He was content. All the noise and struggle was left behind in the city. This is what he enjoyed the most. Family, Farming and Home. Five years in the city, living with 10 other men and eating one meal a day had aged him by three times. He smiled as he walked through the field, revisiting countless childhood memories. This was Home..
As he walked past the paddy field, Raju felt a human touch on his feet. He was returning from the release of his first novel on untouchable slaves. He realised, it was the place where the feudal Janmis buried his grandfather alive. He was a dissenting untouchable slave. Stories of his bravery abounded in his family. Raju could not breathe for a second. A cracked foot soaked in clay flew away from his gaze. A frozen touch crept into his conscience and he fell down. Lying half unconscious on the field, he saw his illiterate ancestors reading his novel! .

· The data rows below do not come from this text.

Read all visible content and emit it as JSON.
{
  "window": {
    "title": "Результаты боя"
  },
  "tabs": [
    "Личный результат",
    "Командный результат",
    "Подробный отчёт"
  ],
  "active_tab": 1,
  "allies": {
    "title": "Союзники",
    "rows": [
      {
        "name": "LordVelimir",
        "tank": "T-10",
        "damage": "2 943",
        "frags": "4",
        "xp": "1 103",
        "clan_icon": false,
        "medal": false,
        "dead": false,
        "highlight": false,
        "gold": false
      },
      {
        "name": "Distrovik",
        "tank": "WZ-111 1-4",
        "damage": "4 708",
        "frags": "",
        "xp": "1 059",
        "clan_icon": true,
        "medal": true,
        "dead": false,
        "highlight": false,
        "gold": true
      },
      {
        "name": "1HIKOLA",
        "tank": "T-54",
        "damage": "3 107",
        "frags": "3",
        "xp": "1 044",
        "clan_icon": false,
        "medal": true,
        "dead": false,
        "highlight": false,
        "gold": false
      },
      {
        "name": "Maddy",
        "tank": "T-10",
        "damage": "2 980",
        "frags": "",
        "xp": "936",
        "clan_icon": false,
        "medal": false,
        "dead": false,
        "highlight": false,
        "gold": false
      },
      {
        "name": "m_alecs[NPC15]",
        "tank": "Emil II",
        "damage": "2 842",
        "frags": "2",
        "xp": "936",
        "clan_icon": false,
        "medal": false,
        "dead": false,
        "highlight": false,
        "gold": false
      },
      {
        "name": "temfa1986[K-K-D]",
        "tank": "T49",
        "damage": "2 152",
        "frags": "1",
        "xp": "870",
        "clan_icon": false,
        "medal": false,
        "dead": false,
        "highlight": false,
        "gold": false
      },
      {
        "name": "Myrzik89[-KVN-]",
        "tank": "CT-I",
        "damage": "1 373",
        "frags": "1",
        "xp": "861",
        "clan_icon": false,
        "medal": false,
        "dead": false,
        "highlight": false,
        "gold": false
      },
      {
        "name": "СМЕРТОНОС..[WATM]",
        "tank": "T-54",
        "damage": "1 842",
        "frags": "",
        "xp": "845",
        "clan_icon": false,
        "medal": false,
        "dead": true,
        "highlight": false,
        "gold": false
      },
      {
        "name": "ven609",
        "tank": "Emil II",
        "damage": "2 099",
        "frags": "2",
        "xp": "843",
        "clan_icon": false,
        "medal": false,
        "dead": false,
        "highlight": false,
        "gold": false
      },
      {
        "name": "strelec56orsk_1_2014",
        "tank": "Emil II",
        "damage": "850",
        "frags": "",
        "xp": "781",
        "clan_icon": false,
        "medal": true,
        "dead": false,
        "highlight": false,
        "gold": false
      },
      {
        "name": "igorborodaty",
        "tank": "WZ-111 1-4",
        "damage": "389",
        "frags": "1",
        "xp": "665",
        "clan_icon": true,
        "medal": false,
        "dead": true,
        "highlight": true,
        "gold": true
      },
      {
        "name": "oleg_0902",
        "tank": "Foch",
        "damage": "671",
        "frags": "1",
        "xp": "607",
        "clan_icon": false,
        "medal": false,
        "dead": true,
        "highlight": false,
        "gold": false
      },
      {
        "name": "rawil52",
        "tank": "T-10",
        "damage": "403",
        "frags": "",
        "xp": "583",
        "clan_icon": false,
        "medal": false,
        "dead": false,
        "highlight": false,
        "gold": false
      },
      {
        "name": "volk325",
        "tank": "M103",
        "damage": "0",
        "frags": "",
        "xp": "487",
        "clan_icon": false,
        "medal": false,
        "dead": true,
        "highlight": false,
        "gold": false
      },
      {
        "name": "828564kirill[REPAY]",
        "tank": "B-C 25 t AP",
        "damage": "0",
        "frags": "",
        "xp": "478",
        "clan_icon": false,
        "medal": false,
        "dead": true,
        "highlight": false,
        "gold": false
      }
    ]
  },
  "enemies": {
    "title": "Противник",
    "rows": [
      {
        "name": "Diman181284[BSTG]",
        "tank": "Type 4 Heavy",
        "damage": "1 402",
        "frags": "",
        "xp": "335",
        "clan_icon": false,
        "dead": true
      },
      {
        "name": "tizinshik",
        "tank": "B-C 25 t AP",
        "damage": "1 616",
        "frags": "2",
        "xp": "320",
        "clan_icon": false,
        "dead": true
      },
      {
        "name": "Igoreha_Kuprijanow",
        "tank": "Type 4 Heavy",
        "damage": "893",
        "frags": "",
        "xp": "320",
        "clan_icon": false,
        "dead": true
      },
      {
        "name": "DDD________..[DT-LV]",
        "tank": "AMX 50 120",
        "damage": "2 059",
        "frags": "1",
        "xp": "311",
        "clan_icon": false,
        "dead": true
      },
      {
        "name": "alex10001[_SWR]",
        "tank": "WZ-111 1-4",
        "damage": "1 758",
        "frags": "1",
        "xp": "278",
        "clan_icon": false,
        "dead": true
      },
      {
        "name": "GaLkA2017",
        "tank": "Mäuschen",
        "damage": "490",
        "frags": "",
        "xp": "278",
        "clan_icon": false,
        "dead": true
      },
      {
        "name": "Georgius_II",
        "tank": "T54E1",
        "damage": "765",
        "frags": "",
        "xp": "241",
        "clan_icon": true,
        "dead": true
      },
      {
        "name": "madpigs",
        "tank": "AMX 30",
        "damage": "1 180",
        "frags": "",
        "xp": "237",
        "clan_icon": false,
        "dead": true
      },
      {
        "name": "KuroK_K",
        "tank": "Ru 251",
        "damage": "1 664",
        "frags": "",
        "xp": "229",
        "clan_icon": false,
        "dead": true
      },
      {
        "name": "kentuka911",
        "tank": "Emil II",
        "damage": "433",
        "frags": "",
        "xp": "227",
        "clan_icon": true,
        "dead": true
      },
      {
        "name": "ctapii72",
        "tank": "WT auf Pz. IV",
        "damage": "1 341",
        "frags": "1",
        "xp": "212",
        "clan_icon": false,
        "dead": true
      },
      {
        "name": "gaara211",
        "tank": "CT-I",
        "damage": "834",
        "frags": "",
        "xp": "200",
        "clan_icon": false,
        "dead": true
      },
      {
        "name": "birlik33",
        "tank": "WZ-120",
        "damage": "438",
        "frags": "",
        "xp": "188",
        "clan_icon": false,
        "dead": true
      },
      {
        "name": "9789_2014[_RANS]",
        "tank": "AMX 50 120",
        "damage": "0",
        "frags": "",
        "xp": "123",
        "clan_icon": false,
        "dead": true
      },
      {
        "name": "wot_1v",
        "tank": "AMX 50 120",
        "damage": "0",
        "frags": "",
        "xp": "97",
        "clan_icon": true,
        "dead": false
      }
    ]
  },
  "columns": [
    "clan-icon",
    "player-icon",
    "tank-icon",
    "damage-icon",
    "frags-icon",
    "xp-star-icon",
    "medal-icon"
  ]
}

We're born with a multilayered cocoon surrounding us. Every attribute such as gender, caste, ancestry and economic status form those layers, he thought as he was treading through his farm during the irrigation. As we run through life these layers are rattled and they shatter. The weak are shattered easily but the tough take a lot of hard work. Some are broken by the rough path we follow, some by the running water, some by the flowing wind. Alas! The process of growth is so rewarding, it wouldn't have been possible to view such colours through the layers..
When he was little, he looked upon the parched lands, cracked and broken, that his father had left him. Unfamiliar with farming and what it took, he ceaselessly toiled, day after day, year after year.
And now, admiring the lush greenery as far as the eye can see, he walks with a spring in his step.
Despite his soles being cracked and broken..
“You need to change. All of you. You are so wrong!”
He walked out in a fit of rage. He felt nobody understood him.
Minutes turned to hours, hours to days. He kept walking. He stopped only to grab a bite and rest.
In his struggles, he lost his slippers, phone and money.
As he lost his possessions, he gained his mind.
“Nobody is wrong,” his inner voice finally spoke. “They too have their opinion. We need to accept each other as we are.”
“That’s it.” He decided to return home.
He had changed..
"One fine morning, they said the farmer is now owner of the land. Suddenly, he had an asset on his balance sheet, but no capital to support it. So they gave him loans. Come bad monsoons; he fails. A good one; he gets failed by the middleman. They offer him loan waivers, he fails further. Earlier, the risk was mine. Now he takes it upon himself. He is good in farming, not risk-management."
His parting words, "I have filled your pocket enough for this month's issue. It's the villagers' turn now".
The ex-zameendar continues to cater to farmer's interests. .